Golden State Warriors general manager Mike Dunleavy Jr. recognizes the impact the NBA’s new second tax apron rule could have on his organization, which had an NBA record $346 million payroll last season when including salaries and luxury tax.
“I think first and foremost for Joe [Lacob] and the whole franchise, it’s a compliment,” Dunleavy Jr. told The Athletic. “They’re making rules to prevent you from succeeding, and I think that’s the way some of us, certainly Joe, sees it as. Financial implications that would maybe keep us from going to a certain level.”
Since Lacob became majority owner of the Warriors in 2010, the franchise has won four NBA championships and climbed to a reported $7 billion valuation. The NBA’s new collective bargaining agreement includes a second tax apron threshold, set about $17.5 million over the tax line, that, if crossed, will restrict teams from trading their first-round picks for seven years.

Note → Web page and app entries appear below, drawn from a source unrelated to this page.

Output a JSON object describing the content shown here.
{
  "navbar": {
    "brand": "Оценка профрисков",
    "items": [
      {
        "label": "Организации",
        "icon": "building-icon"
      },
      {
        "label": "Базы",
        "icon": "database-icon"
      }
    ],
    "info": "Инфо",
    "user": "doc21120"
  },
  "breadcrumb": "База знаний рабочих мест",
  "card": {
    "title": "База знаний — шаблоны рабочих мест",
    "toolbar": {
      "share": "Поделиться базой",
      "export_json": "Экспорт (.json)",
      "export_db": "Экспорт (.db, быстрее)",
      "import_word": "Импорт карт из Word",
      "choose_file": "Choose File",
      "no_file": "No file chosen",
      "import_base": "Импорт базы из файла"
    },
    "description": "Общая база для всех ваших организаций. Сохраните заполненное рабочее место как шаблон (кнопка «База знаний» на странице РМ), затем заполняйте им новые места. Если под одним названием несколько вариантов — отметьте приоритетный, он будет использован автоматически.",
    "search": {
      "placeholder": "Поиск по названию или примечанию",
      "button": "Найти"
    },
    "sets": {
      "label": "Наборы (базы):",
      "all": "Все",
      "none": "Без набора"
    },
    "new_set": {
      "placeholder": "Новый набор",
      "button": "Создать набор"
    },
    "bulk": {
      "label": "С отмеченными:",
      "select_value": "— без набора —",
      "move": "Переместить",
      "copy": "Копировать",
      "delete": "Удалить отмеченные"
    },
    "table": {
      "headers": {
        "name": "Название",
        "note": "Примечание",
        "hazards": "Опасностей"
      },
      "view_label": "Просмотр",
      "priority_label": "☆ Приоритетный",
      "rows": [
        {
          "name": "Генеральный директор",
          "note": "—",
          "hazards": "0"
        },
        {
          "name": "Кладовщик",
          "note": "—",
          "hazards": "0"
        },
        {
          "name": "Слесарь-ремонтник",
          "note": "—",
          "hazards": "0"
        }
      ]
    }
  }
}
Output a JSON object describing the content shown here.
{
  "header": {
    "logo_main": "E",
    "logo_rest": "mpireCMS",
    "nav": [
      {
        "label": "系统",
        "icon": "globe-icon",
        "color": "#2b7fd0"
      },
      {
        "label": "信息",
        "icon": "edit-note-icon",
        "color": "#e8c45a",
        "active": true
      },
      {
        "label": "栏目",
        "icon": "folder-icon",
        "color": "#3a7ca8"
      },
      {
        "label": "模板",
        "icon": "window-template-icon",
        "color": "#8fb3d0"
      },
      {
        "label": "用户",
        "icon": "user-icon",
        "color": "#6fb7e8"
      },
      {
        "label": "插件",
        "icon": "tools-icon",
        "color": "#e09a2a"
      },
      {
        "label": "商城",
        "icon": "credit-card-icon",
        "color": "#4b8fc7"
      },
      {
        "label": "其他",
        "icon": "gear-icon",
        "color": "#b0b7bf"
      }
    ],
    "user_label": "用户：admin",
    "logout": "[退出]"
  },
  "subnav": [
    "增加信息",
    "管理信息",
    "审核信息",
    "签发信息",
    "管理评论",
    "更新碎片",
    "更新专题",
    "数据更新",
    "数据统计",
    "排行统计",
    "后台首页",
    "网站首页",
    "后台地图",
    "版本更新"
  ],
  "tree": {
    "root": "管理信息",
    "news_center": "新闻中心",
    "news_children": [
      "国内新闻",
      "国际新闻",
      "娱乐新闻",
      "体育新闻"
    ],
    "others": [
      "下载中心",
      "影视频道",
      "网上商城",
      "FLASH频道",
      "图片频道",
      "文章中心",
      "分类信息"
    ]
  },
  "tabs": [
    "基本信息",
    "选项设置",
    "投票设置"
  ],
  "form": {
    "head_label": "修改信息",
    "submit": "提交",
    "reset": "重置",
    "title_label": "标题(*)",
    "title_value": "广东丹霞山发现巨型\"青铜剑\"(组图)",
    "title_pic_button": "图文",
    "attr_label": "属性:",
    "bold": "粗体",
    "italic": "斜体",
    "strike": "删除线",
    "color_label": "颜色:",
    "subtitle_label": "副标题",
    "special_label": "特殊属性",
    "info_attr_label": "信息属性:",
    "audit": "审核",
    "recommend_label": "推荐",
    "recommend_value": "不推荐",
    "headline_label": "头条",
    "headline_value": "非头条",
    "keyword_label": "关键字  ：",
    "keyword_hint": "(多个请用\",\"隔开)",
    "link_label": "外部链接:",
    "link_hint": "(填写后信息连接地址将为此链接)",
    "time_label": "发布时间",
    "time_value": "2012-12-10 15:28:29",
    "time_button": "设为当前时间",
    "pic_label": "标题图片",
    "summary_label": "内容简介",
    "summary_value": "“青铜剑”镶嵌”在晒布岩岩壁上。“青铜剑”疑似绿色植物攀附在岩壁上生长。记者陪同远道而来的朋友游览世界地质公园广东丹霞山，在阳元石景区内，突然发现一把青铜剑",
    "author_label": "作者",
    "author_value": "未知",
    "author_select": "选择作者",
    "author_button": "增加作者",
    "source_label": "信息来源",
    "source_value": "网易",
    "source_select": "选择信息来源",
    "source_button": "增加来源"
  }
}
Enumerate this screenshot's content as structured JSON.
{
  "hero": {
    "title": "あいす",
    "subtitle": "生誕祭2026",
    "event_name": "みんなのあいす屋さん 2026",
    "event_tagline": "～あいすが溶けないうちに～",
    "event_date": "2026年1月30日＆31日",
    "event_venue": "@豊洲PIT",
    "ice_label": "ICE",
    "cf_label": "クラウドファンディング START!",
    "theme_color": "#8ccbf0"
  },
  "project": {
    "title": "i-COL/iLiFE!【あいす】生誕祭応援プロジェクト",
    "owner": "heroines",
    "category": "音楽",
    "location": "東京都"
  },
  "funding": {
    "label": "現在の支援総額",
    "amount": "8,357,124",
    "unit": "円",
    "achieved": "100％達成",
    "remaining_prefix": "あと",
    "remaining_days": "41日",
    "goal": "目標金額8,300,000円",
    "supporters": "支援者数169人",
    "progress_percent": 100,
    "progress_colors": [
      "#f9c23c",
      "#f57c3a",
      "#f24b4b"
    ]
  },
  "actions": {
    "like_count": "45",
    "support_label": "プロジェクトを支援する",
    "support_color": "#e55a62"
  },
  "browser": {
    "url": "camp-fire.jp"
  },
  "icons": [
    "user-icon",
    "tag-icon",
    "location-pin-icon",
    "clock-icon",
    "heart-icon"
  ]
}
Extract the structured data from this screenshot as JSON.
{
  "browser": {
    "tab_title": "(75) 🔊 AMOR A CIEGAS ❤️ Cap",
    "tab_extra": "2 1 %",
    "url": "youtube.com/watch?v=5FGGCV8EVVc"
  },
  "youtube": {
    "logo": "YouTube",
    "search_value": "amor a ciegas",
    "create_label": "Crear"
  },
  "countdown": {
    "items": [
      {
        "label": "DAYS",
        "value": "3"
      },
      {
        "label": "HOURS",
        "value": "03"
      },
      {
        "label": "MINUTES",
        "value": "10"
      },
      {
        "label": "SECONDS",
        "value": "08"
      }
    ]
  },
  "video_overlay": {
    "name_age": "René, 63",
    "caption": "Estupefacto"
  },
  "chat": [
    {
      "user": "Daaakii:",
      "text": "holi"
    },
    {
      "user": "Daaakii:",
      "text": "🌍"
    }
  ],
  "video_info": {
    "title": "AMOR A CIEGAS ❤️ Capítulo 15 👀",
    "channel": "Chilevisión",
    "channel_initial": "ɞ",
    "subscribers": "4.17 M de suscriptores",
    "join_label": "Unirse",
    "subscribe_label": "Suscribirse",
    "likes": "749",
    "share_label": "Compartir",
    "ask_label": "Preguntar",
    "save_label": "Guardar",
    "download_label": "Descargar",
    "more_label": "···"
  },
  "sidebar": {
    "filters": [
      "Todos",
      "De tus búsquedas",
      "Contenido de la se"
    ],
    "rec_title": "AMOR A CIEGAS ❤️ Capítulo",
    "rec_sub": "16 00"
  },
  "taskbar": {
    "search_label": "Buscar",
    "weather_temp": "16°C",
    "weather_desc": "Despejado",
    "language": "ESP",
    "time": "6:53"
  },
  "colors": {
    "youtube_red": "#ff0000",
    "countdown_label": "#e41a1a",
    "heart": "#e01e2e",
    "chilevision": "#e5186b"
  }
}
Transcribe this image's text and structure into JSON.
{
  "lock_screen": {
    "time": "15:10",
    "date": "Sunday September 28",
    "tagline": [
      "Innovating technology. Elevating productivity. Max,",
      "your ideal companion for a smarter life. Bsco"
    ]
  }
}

Dunleavy says rosters like the Warriors were “targeted” with the NBA’s new Player Participation Policy to limit teams from resting their healthy star players. The new rule figures to restrict the team’s attempts to rest veteran stars Stephen Curry, Klay Thompson, and Draymond Green, who are all looking for their fifth championship with Golden State.
“The rest stuff as well a little bit, it seems to be targeted at a roster similar to ours,” Dunleavy said. “So I think first of all you take it as a compliment. Just like Kareem [Abdul-Jabbar] when they took the dunk out [of college basketball], so you gotta first let it soak in. ‘OK, we did something right.'”
This offseason saw the Warriors re-sign Green to a four-year, $100 million extension and trade for veteran point guard Chris Paul in a deal that sent Jordan Poole to the Washington Wizards. Warriors ownership will also reportedly own a WNBA expansion team coming to the Bay Area.